Scenario: A 32-day-old female presents with vomiting and jaundice, and the mother reports that the child is irritable and not eating as well as usual. The pediatric hospitalist suspects a UTI and orders a dipstick/urinalysis and urine culture. The dipstick/urinalysis results are positive for nitrite and leukocyte esterase, indicating antibiotic therapy for presumed UTI.
UTI is one of the most common bacterial infections in infants and young children. To prevent progression to pyelonephritis and avoid potential renal scarring or failure, early recognition and prompt treatment are critical.
Clinical signs and symptoms of UTI in newborns include jaundice, sepsis, failure to thrive, poor feeding, vomiting, and fever. In infants and preschoolers, hospitalists should also suspect UTI in the presence of diarrhea, strong-smelling urine, abdominal or flank pain, and new onset urinary incontinence.1
Treatment recommendations, which are age-dependent, include antibiotic therapy initiated upon an abnormal dipstick/urinalysis. If a urine culture is positive, a seven- to 14-day course of antibiotic therapy is recommended, followed by prophylactic antibiotics until results of imaging studies are available.1 According to a study by Hoberman and Wald, treatment of UTI with oral antibiotics alone is generally effective, even for young children with pyelonephritis.2
Imaging recommendations for a first UTI include ultrasound, cystogram, and renal cortical scan.
Up to this point, there’s been very little disagreement about the management of UTI. However, the question of whether the one-month-old patient in our scenario should be admitted or sent home with strict instructions on the administration of antibiotics remains controversial. The pediatric UTI guideline from Cincinnati Children’s Hospital Medical Center recommends routine hospital admission if the infant is under 30 days old.1 On the other hand, Santen and Altieri, among others, recommend, “Sick children and infants less than three months should be treated as inpatients, and healthy children and older infants may be treated as outpatients.”3,4
—Jeffrey M. Simmons, MD
We asked several pediatric hospitalists across the country—including an instructor of pediatrics at Cincinnati Children’s Hospital Medical Center—to respond to this simple scenario, posing the following questions: “What recommendation would you follow? Would you admit the one-month-old infant in our scenario or send her home? Why?”
Predictably, admission criteria varied, but most agreed that this infant should be admitted. No one based their response on age.
Automatic Admission Cut-off Not Well Supported

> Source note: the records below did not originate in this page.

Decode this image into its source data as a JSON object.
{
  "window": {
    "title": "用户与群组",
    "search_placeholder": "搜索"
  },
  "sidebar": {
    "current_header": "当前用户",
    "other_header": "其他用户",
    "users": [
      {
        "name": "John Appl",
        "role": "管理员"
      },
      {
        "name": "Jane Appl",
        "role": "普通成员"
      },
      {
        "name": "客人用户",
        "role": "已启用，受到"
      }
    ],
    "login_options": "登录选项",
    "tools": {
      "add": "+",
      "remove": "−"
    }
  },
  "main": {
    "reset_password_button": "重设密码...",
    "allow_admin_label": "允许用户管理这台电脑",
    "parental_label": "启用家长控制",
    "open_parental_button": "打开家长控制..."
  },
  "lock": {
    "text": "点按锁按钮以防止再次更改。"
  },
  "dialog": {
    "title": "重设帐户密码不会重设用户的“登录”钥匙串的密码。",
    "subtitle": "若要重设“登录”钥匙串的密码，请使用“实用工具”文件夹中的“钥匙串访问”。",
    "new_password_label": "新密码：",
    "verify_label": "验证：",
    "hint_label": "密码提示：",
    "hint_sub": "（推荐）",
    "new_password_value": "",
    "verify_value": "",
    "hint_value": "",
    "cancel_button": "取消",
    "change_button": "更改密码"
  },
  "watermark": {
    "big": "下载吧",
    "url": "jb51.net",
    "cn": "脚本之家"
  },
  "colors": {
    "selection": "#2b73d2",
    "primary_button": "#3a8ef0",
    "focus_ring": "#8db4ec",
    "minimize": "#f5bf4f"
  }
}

Jeffrey M. Simmons, MD, instructor of pediatrics, Division of General and Community Pediatrics, Cincinnati Children’s Hospital Medical Center, responds: “My perspective on the UTI scenario is that the only dogma that applies is that the infant needs antibiotics. Because [the scenario] mentions vomiting, I would, therefore, most likely give parenteral antibiotics and admit.
“An issue within this scenario that I don’t believe the literature answers clearly is once a UTI is identified by the U/A, what risk remains of bacteremia or meningitis in the over 30-day-old infant? We are taught that infants don’t ‘localize’ infections well (i.e., a serious bacterial infection in one place can rapidly lead to disseminated infection). I sense a growing consensus that after 30 days or so this concern is less at issue. However, for clarity, I would prefer to obtain blood and CSF cultures on this infant prior to initiating antibiotic therapy. Without those cultures, and the screening tests that go with them (i.e., serum WBC count, CSF cell count, and glucose), I would be uncomfortable sending the infant home.
“However, if the WBC count was between 5 and 15, the CSF reassuring, the parents in agreement and reliable with good primary care follow-up the next morning, I think such an infant could be managed with one dose of IV/IM antibiotics after cultures are obtained and sent home. The following day, depending on culture results and the clinical situation, this infant might either be admitted, given another dose of parenteral antibiotics pending final blood culture, or switched to oral antibiotics.